Problem to work on:
Filter the entries, keeping every line with the word "Preferences".

Excerpts from an interface dataset:
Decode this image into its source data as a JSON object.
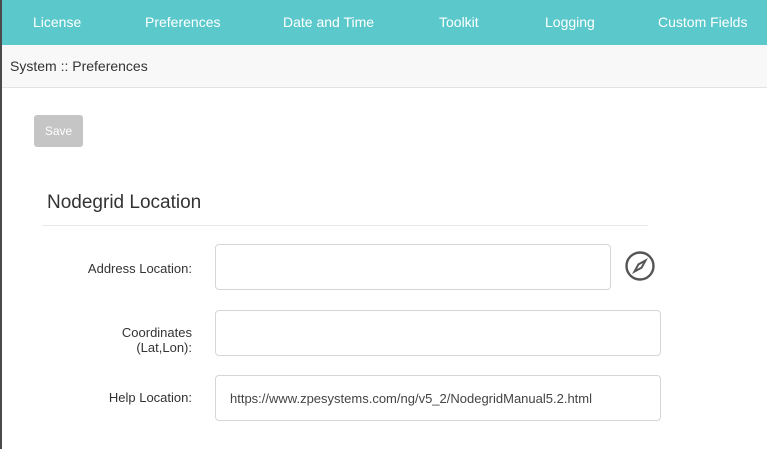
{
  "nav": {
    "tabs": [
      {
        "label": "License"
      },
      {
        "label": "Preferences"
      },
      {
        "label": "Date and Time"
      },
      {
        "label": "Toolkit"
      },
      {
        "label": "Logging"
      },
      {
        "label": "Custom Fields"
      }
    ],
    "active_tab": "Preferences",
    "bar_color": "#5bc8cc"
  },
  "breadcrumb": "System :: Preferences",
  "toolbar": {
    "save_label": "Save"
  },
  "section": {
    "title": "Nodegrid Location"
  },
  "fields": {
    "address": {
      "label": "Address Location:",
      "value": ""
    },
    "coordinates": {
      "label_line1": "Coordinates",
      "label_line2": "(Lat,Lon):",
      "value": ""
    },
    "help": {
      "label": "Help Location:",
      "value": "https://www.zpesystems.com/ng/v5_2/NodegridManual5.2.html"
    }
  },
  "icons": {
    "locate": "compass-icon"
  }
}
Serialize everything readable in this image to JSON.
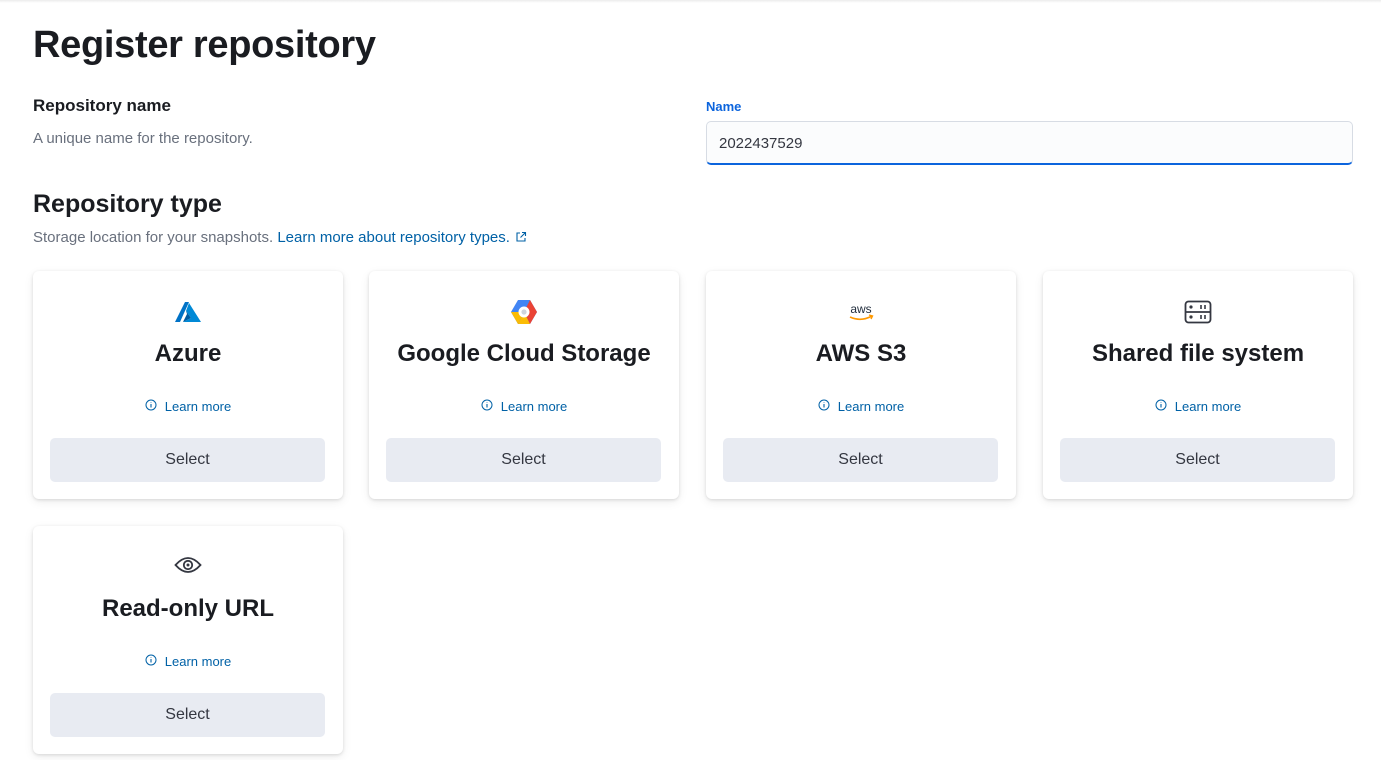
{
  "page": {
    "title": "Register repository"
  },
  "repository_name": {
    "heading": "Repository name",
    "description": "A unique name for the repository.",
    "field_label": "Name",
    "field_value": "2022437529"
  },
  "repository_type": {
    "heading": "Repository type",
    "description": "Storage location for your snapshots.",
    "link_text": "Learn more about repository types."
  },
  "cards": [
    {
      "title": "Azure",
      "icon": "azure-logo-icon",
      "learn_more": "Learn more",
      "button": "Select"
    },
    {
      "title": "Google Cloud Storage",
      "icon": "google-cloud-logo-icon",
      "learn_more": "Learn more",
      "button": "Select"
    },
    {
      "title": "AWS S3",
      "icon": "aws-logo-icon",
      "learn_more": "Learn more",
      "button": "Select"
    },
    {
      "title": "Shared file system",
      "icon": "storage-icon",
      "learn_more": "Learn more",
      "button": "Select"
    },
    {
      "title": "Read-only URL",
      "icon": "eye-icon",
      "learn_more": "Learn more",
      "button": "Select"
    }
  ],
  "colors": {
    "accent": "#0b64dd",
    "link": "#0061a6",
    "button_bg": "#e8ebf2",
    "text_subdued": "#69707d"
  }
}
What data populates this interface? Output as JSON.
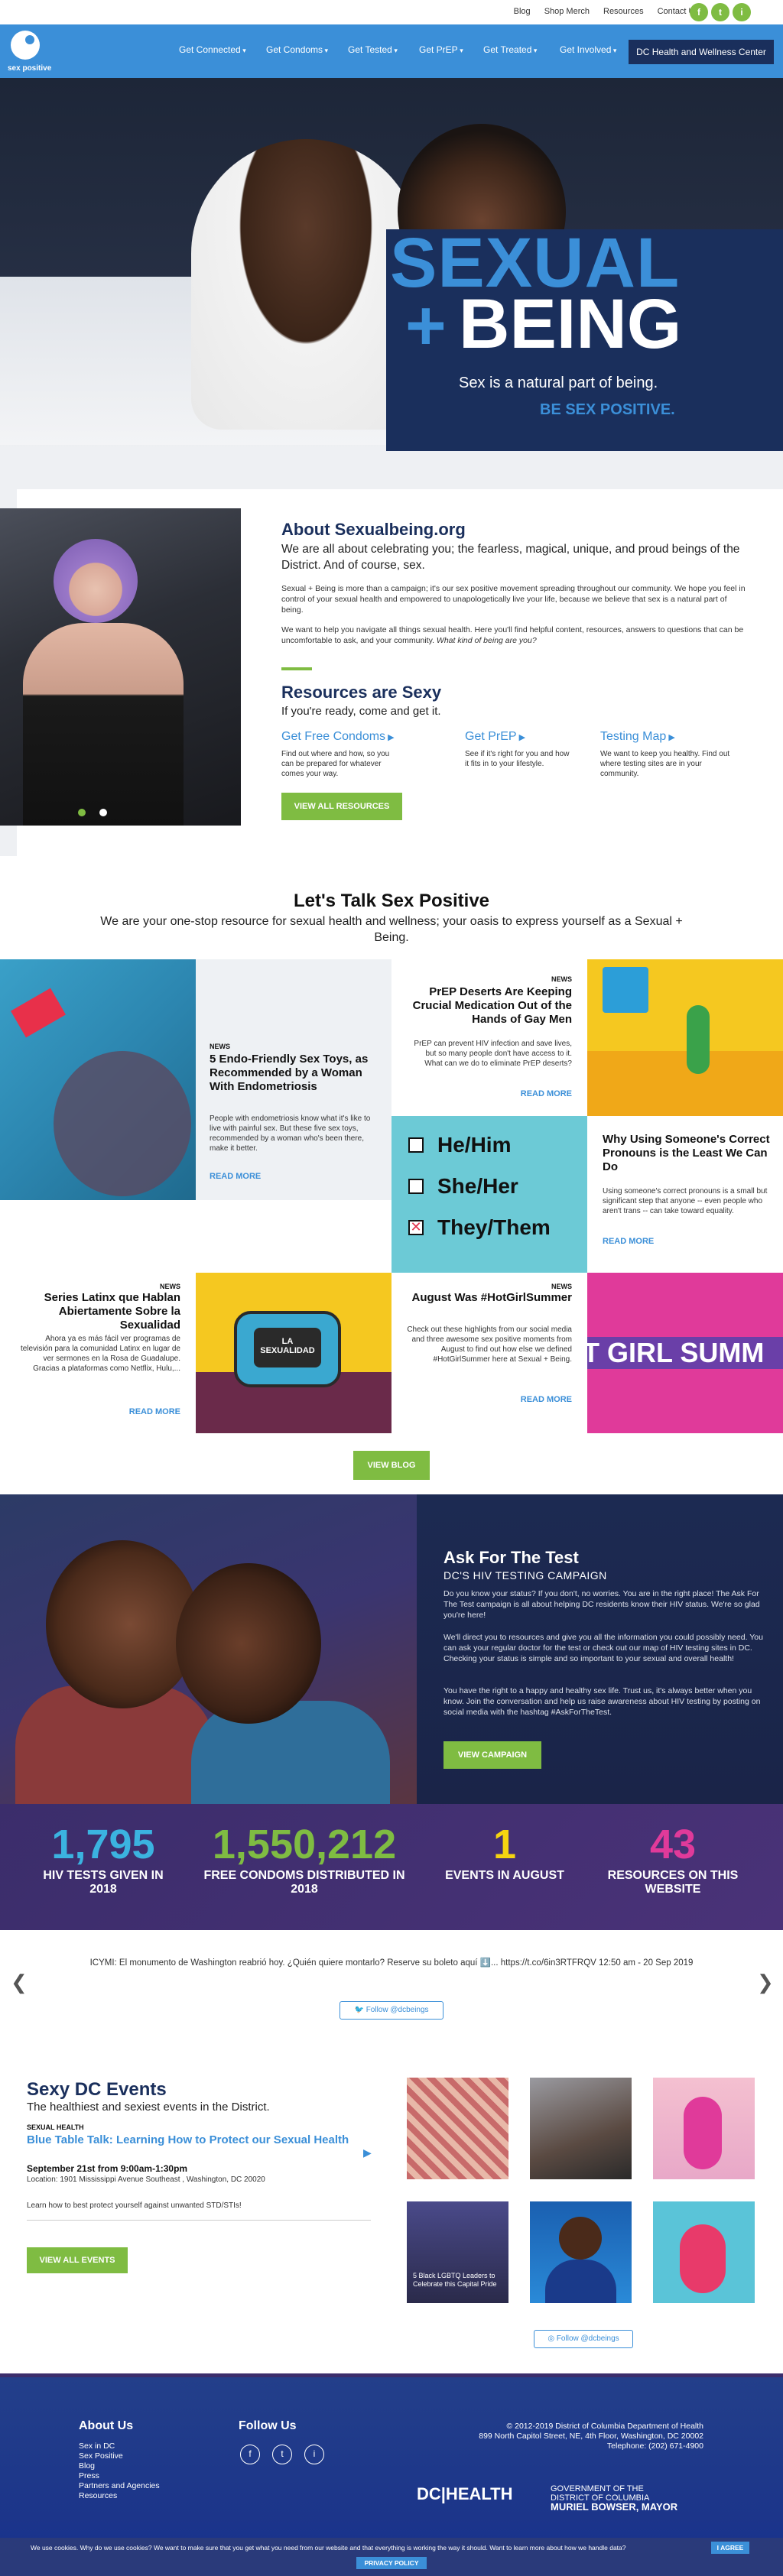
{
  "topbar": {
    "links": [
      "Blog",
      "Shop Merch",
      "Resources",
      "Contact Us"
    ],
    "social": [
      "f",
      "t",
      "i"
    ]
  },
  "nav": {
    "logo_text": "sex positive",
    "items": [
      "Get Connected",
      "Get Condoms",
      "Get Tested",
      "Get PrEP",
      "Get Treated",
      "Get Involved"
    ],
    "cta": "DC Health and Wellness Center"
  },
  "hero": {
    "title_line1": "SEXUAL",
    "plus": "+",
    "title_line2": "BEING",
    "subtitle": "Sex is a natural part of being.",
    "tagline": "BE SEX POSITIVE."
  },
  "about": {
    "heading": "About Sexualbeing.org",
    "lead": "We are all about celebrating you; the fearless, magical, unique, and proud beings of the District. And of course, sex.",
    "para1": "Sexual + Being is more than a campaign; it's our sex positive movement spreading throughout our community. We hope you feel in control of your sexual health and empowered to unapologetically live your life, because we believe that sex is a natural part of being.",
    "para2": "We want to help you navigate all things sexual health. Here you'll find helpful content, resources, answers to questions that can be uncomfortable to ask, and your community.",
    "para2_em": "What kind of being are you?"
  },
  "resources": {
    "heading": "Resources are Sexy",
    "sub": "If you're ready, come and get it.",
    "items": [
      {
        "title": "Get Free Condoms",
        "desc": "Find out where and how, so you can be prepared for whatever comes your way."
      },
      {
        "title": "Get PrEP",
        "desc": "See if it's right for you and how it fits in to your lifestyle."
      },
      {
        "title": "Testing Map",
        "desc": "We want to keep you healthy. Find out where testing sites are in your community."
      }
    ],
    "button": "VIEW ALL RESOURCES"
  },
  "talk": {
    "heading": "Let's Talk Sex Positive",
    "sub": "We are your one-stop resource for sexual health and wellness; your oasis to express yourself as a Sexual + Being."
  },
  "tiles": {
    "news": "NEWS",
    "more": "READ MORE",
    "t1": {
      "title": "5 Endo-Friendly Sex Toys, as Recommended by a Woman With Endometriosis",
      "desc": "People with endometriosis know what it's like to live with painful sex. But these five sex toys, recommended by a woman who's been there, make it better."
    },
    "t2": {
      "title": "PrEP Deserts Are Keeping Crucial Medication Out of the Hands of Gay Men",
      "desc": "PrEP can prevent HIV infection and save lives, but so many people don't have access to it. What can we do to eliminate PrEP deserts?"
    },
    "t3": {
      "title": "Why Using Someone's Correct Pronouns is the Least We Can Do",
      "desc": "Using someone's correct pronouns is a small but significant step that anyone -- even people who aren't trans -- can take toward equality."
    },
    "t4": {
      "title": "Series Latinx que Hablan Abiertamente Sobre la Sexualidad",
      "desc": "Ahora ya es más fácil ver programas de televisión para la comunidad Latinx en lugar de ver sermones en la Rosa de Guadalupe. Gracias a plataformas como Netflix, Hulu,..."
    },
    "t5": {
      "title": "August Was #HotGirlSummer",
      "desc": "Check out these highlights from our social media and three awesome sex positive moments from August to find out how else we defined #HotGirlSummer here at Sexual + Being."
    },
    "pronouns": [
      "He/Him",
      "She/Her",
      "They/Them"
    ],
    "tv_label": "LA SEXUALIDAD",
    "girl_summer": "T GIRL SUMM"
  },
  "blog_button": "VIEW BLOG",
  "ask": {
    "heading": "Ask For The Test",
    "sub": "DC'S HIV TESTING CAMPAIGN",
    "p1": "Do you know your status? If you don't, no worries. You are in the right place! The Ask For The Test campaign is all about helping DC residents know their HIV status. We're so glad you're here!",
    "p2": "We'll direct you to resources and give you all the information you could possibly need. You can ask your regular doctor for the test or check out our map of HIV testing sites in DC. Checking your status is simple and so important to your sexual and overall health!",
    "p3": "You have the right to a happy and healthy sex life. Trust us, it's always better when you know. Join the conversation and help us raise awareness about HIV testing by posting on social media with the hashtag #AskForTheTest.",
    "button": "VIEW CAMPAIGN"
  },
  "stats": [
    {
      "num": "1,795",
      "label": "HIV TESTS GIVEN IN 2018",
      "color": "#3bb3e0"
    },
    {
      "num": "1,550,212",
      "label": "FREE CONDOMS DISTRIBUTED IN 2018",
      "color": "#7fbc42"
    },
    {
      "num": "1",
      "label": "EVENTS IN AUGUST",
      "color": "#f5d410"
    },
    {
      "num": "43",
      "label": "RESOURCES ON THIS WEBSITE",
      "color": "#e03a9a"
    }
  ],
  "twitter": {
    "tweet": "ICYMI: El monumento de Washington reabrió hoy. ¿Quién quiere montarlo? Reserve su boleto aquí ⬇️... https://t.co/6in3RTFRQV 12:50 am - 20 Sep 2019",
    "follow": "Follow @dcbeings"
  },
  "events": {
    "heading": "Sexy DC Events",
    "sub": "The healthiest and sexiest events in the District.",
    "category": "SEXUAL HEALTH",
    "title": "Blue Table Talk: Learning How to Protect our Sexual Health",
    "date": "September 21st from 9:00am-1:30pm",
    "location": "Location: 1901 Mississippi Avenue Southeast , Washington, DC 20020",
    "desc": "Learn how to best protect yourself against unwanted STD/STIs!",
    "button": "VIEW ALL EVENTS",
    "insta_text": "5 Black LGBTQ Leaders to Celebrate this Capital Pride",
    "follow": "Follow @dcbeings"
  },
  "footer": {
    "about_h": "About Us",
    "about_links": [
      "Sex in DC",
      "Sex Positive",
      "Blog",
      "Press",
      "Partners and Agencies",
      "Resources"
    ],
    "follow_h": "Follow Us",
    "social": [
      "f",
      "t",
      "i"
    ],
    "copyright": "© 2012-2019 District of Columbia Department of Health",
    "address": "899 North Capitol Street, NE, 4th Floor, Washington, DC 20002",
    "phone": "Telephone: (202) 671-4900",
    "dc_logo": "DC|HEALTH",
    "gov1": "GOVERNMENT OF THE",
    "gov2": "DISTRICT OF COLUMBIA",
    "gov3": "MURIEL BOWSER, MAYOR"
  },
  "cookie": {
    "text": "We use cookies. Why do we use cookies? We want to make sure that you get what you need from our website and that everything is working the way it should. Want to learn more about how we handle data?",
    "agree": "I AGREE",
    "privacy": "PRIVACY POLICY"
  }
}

Result of the exercise:
        "label": "Preferences"
    "active_tab": "Preferences",
  "breadcrumb": "System :: Preferences",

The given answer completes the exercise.